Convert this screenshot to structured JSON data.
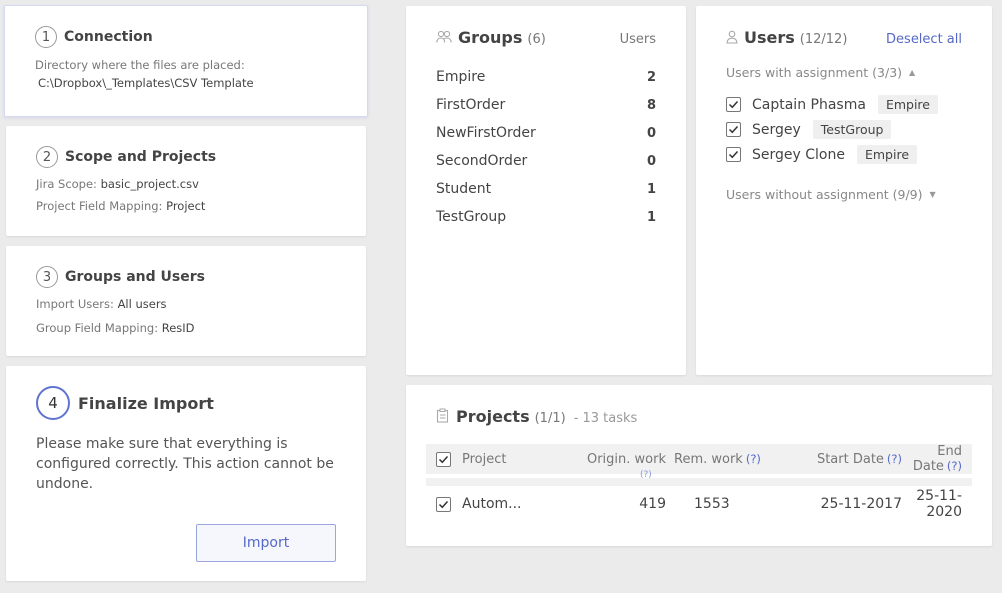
{
  "steps": [
    {
      "num": "1",
      "title": "Connection",
      "lines": [
        {
          "text": "Directory where the files are placed:"
        },
        {
          "text": "C:\\Dropbox\\_Templates\\CSV Template"
        }
      ]
    },
    {
      "num": "2",
      "title": "Scope and Projects",
      "lines": [
        {
          "label": "Jira Scope: ",
          "value": "basic_project.csv"
        },
        {
          "label": "Project Field Mapping: ",
          "value": "Project"
        }
      ]
    },
    {
      "num": "3",
      "title": "Groups and Users",
      "lines": [
        {
          "label": "Import Users: ",
          "value": "All users"
        },
        {
          "label": "Group Field Mapping: ",
          "value": "ResID"
        }
      ]
    }
  ],
  "finalize": {
    "num": "4",
    "title": "Finalize Import",
    "text": "Please make sure that everything is configured correctly. This action cannot be undone.",
    "button": "Import"
  },
  "groups": {
    "title": "Groups",
    "count": "(6)",
    "users_col": "Users",
    "icon": "groups-icon",
    "items": [
      {
        "name": "Empire",
        "users": "2"
      },
      {
        "name": "FirstOrder",
        "users": "8"
      },
      {
        "name": "NewFirstOrder",
        "users": "0"
      },
      {
        "name": "SecondOrder",
        "users": "0"
      },
      {
        "name": "Student",
        "users": "1"
      },
      {
        "name": "TestGroup",
        "users": "1"
      }
    ]
  },
  "users": {
    "title": "Users",
    "count": "(12/12)",
    "deselect": "Deselect all",
    "icon": "user-icon",
    "with_assignment": "Users with assignment (3/3)",
    "without_assignment": "Users without assignment (9/9)",
    "items": [
      {
        "name": "Captain Phasma",
        "group": "Empire",
        "checked": true
      },
      {
        "name": "Sergey",
        "group": "TestGroup",
        "checked": true
      },
      {
        "name": "Sergey Clone",
        "group": "Empire",
        "checked": true
      }
    ]
  },
  "projects": {
    "title": "Projects",
    "count": "(1/1)",
    "tasks": "- 13 tasks",
    "icon": "clipboard-icon",
    "columns": {
      "project": "Project",
      "orig": "Origin. work",
      "rem": "Rem. work",
      "start": "Start Date",
      "end": "End Date",
      "help": "(?)"
    },
    "rows": [
      {
        "name": "Autom...",
        "orig": "419",
        "rem": "1553",
        "start": "25-11-2017",
        "end": "25-11-2020",
        "checked": true
      }
    ]
  },
  "colors": {
    "accent": "#5468c8",
    "background": "#ebebeb"
  }
}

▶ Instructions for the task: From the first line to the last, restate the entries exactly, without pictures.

▶ Task answer:
Convert this screenshot to structured JSON data.
{
  "steps": [
    {
      "num": "1",
      "title": "Connection",
      "lines": [
        {
          "text": "Directory where the files are placed:"
        },
        {
          "text": "C:\\Dropbox\\_Templates\\CSV Template"
        }
      ]
    },
    {
      "num": "2",
      "title": "Scope and Projects",
      "lines": [
        {
          "label": "Jira Scope: ",
          "value": "basic_project.csv"
        },
        {
          "label": "Project Field Mapping: ",
          "value": "Project"
        }
      ]
    },
    {
      "num": "3",
      "title": "Groups and Users",
      "lines": [
        {
          "label": "Import Users: ",
          "value": "All users"
        },
        {
          "label": "Group Field Mapping: ",
          "value": "ResID"
        }
      ]
    }
  ],
  "finalize": {
    "num": "4",
    "title": "Finalize Import",
    "text": "Please make sure that everything is configured correctly. This action cannot be undone.",
    "button": "Import"
  },
  "groups": {
    "title": "Groups",
    "count": "(6)",
    "users_col": "Users",
    "icon": "groups-icon",
    "items": [
      {
        "name": "Empire",
        "users": "2"
      },
      {
        "name": "FirstOrder",
        "users": "8"
      },
      {
        "name": "NewFirstOrder",
        "users": "0"
      },
      {
        "name": "SecondOrder",
        "users": "0"
      },
      {
        "name": "Student",
        "users": "1"
      },
      {
        "name": "TestGroup",
        "users": "1"
      }
    ]
  },
  "users": {
    "title": "Users",
    "count": "(12/12)",
    "deselect": "Deselect all",
    "icon": "user-icon",
    "with_assignment": "Users with assignment (3/3)",
    "without_assignment": "Users without assignment (9/9)",
    "items": [
      {
        "name": "Captain Phasma",
        "group": "Empire",
        "checked": true
      },
      {
        "name": "Sergey",
        "group": "TestGroup",
        "checked": true
      },
      {
        "name": "Sergey Clone",
        "group": "Empire",
        "checked": true
      }
    ]
  },
  "projects": {
    "title": "Projects",
    "count": "(1/1)",
    "tasks": "- 13 tasks",
    "icon": "clipboard-icon",
    "columns": {
      "project": "Project",
      "orig": "Origin. work",
      "rem": "Rem. work",
      "start": "Start Date",
      "end": "End Date",
      "help": "(?)"
    },
    "rows": [
      {
        "name": "Autom...",
        "orig": "419",
        "rem": "1553",
        "start": "25-11-2017",
        "end": "25-11-2020",
        "checked": true
      }
    ]
  },
  "colors": {
    "accent": "#5468c8",
    "background": "#ebebeb"
  }
}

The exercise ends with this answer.